Suzuki and Stirling Moss are two names not usually uttered in the same sentence. When we think of Moss, we think of his achievements in motorsport, his illustrious name usually associated with marques like Mercedes-Benz and Maserati. After all, the greatest driver to never win a world championship forged a career racing grand prix cars and high-performance sports cars around the world.
And yet, for one brief day in 1968, Moss was a factory Suzuki driver, covering a gruelling 743km drive at breakneck speeds from Milan to Naples for the fledgling Japanese car maker.
Suzuki, celebrating its centenary as a company this year (it started life as a manufacturer of textile looms), toyed with making cars as early as 1937, but World War II saw that endeavour put on hold until the early 1950s. The first car, the Suzulight made its debut in 1955 and by 1960 the company was producing around 6000 cars annually.
In March 1963, Suzuki expanded its range to include the Suzulight Fronte FEA and eager to test its capabilities, Suzuki entered a team of cars into the mini vehicle category at the Japanese Grand Prix at Suzuka, the cars finishing first, second and fourth in their category.
Fast forward to 1968 and Suzuki had just released a performance version of its popular light car, dubbed the Fronte SS 360.
Keen to test and highlight its performance credentials, Suzuki hired Moss to drive the new car from Milan to Naples, part marketing exercise, part performance test.

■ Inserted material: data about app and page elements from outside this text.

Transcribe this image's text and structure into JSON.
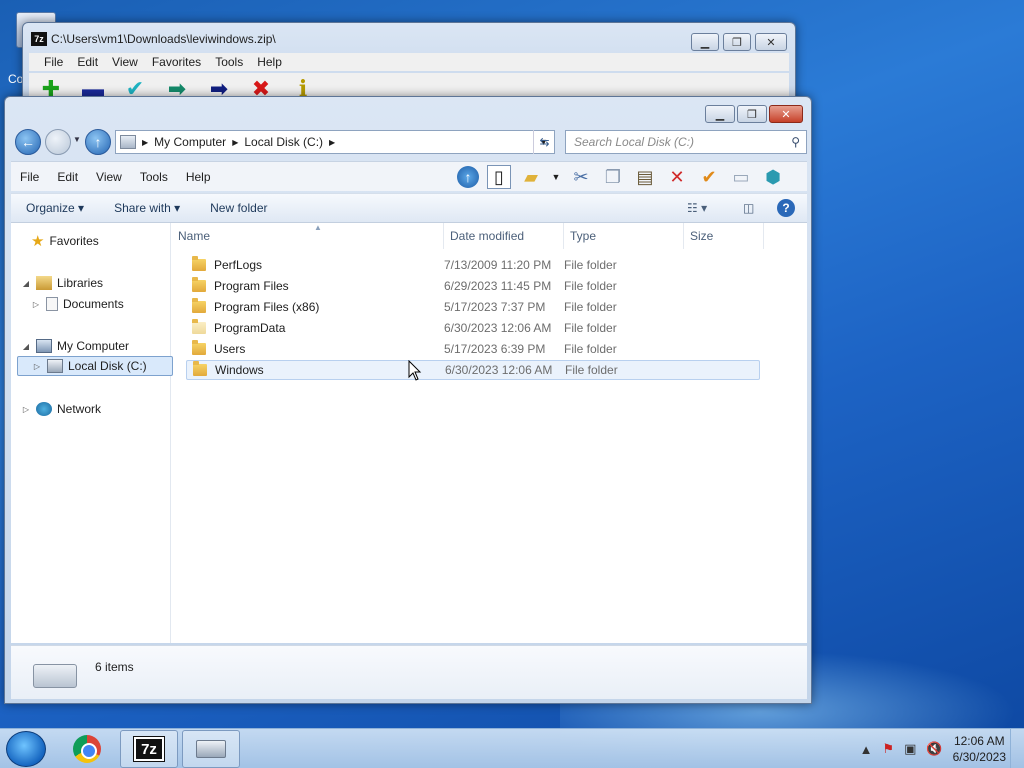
{
  "desktop": {
    "icon_label": "Co"
  },
  "zip_window": {
    "title": "C:\\Users\\vm1\\Downloads\\leviwindows.zip\\",
    "menu": [
      "File",
      "Edit",
      "View",
      "Favorites",
      "Tools",
      "Help"
    ],
    "tools": [
      {
        "icon": "add-icon",
        "glyph": "✚",
        "color": "#1aa31a"
      },
      {
        "icon": "extract-icon",
        "glyph": "▬",
        "color": "#1a2a9a"
      },
      {
        "icon": "test-icon",
        "glyph": "✔",
        "color": "#1fb3c2"
      },
      {
        "icon": "copy-icon",
        "glyph": "➡",
        "color": "#148a6a"
      },
      {
        "icon": "move-icon",
        "glyph": "➡",
        "color": "#101e80"
      },
      {
        "icon": "delete-icon",
        "glyph": "✖",
        "color": "#d81818"
      },
      {
        "icon": "info-icon",
        "glyph": "i",
        "color": "#b59a00"
      }
    ]
  },
  "explorer": {
    "breadcrumb": [
      "My Computer",
      "Local Disk (C:)"
    ],
    "search_placeholder": "Search Local Disk (C:)",
    "menu": [
      "File",
      "Edit",
      "View",
      "Tools",
      "Help"
    ],
    "commands": {
      "organize": "Organize",
      "share_with": "Share with",
      "new_folder": "New folder"
    },
    "nav": {
      "favorites": "Favorites",
      "libraries": "Libraries",
      "documents": "Documents",
      "my_computer": "My Computer",
      "local_disk": "Local Disk (C:)",
      "network": "Network"
    },
    "columns": {
      "name": "Name",
      "date": "Date modified",
      "type": "Type",
      "size": "Size"
    },
    "files": [
      {
        "name": "PerfLogs",
        "date": "7/13/2009 11:20 PM",
        "type": "File folder"
      },
      {
        "name": "Program Files",
        "date": "6/29/2023 11:45 PM",
        "type": "File folder"
      },
      {
        "name": "Program Files (x86)",
        "date": "5/17/2023 7:37 PM",
        "type": "File folder"
      },
      {
        "name": "ProgramData",
        "date": "6/30/2023 12:06 AM",
        "type": "File folder"
      },
      {
        "name": "Users",
        "date": "5/17/2023 6:39 PM",
        "type": "File folder"
      },
      {
        "name": "Windows",
        "date": "6/30/2023 12:06 AM",
        "type": "File folder"
      }
    ],
    "status": "6 items"
  },
  "taskbar": {
    "time": "12:06 AM",
    "date": "6/30/2023"
  },
  "colors": {
    "desktop": "#1d63c4",
    "selection": "#d9e9fb"
  }
}
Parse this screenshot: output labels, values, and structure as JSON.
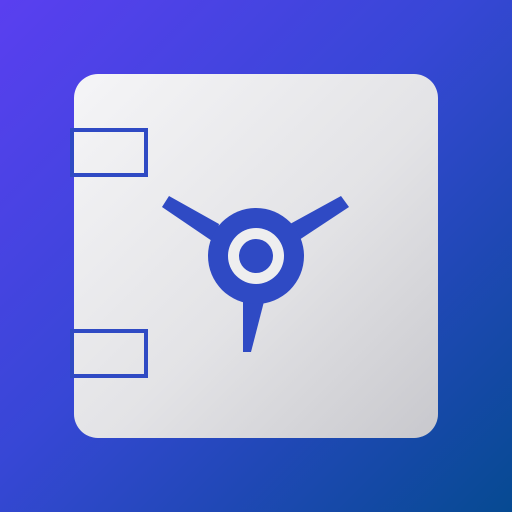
{
  "icon": {
    "name": "safe-vault-icon",
    "colors": {
      "background_start": "#5a3ff0",
      "background_end": "#064a92",
      "safe_body_light": "#f4f4f6",
      "safe_body_dark": "#c7c7cc",
      "dial_blue": "#2f4ac4"
    }
  }
}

Moss was joined by Suzuki factory motorcycle racer, Mitsuo Ito, the first Japanese rider to have won a tourist trophy at the Isle of Man TT. The pair would drive matching Fronte SS 360s, Moss’s finished in red, Ito’s yellow.
The pair set off on 12 August 1968 from Milan to Naples via the no-speed-limit Autostrada del Sol, a distance of 743km.
In what would be a remarkable achievement, the pair reached Rome in four hours and 27 minutes at an average speed of 124km/h. Moss, perhaps channelling his legendary 1955 Mille Miglia triumph for Mercedes-Benz showed no mercy to the car or the roads, completing the journey to Naples, the entire 743km driven at an average speed of 121km/h, no mean feat given the Fronte SS’s 360cc engine with a meagre 18.4kW (25PS horsepower). A kerb weight of 420kg no doubt helped.
Suzuki used the achievement to herald its abilities as manufacturer of small, versatile and fun-to-drive cars, a trend that continues to this day with its current model line-up, including the Swift and Jimny.
Today, Moss’s Fronte SS 360 is on display in the company’s museum in Hamamatsu, a reminder of the time one of the world’s greatest ever racing drivers drove for Suzuki.